  1. Sex and relationship therapy

If you feel the reasons are more complex than just epilepsy or medications, there are people to talk to about sexual difficulties.

Organisations such as Relationships Australia can help in these areas. They offer a number of services for all types of relationship issues. There may also be some helpful information on Sex Therapy or Family Planning Association.

These are very private and personal issues but discussing and working through your problems helps to resolve them or minimise the impact.
 
Erectile dysfunction

This is the new term for what used to be named impotence. It is when a man is unable to get or keep an erection long enough for him to have intercourse and to satisfy both himself and his partner. This is a common problem for men with epilepsy.

It is estimated that almost a third of all men with epilepsy have difficulty achieving and maintaining an erection at some stage. There are a variety of options available now for management of this problem ranging from counselling, to medications to devices or surgery.

Your doctor or organisations such as Family Planning Association can arrange any necessary tests, treatment or referrals to specialists.
 
Having a family

The chances that your children will have seizure disorders are very small.
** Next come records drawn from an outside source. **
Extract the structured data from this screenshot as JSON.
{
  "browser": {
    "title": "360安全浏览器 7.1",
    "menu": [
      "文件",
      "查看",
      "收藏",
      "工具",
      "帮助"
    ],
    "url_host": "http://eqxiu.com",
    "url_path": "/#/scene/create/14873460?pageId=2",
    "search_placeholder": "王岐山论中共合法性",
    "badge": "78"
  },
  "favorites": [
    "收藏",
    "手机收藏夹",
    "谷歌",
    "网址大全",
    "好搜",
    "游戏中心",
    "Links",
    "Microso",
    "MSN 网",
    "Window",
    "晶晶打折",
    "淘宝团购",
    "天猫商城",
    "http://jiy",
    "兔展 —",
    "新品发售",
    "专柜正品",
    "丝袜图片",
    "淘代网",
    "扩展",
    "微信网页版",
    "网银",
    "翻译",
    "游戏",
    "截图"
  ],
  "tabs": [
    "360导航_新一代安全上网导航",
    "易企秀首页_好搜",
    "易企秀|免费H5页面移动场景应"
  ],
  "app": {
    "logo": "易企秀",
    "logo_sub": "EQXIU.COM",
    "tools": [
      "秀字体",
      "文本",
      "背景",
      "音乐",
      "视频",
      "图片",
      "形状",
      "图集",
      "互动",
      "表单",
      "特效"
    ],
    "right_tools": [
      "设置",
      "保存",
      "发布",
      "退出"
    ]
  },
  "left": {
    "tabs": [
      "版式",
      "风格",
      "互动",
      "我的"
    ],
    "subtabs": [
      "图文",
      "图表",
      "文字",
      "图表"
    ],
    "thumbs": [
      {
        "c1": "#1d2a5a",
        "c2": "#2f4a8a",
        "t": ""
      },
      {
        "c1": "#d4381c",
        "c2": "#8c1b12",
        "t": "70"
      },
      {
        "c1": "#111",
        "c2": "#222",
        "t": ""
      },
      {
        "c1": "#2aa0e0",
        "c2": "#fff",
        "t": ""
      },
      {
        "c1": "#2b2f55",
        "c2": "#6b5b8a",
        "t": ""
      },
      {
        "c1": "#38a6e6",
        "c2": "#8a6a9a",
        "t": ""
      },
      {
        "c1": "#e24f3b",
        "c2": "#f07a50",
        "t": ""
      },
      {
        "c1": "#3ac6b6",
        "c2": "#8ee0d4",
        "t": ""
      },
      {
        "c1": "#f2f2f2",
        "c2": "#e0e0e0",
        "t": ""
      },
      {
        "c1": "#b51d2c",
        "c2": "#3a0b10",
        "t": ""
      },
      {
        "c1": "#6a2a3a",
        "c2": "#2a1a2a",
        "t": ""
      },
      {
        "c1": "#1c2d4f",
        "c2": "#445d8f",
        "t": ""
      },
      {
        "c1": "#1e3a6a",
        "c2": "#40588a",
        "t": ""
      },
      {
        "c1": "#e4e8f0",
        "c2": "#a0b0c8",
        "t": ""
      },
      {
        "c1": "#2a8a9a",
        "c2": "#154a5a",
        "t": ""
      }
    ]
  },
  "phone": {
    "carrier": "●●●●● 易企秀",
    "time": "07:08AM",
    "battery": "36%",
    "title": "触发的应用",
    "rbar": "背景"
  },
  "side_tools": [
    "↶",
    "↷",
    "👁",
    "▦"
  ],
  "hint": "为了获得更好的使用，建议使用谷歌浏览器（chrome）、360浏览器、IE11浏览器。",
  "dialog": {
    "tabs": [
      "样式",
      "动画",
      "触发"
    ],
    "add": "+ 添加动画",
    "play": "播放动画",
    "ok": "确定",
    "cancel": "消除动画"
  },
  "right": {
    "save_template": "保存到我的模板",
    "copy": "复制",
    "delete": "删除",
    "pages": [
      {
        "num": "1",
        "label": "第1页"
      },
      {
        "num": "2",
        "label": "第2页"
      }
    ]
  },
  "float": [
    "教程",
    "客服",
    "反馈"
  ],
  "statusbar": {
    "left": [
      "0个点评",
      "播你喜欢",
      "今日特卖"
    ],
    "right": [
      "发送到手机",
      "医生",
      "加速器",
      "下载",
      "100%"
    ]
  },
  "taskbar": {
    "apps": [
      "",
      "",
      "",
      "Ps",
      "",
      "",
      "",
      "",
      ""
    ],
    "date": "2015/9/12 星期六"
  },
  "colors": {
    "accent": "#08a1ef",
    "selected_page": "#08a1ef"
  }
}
The risk increases if both parents come from families with strong histories of epilepsy.

It would make good sense, however, for anyone with epilepsy to consult a doctor who specialises in genetic counselling before having children.
 
For further information:

Living with chronic illness

Epilepsy Parents Australia support group

Epilepsy/seizure support and discussion support group

Peer support groups for teens

Livewire for peer support

Epilepsy.com has many forums where you can post questions to peers

Sexual_Health 

Relationships Australia 

Sex therapy

Erectile dysfunction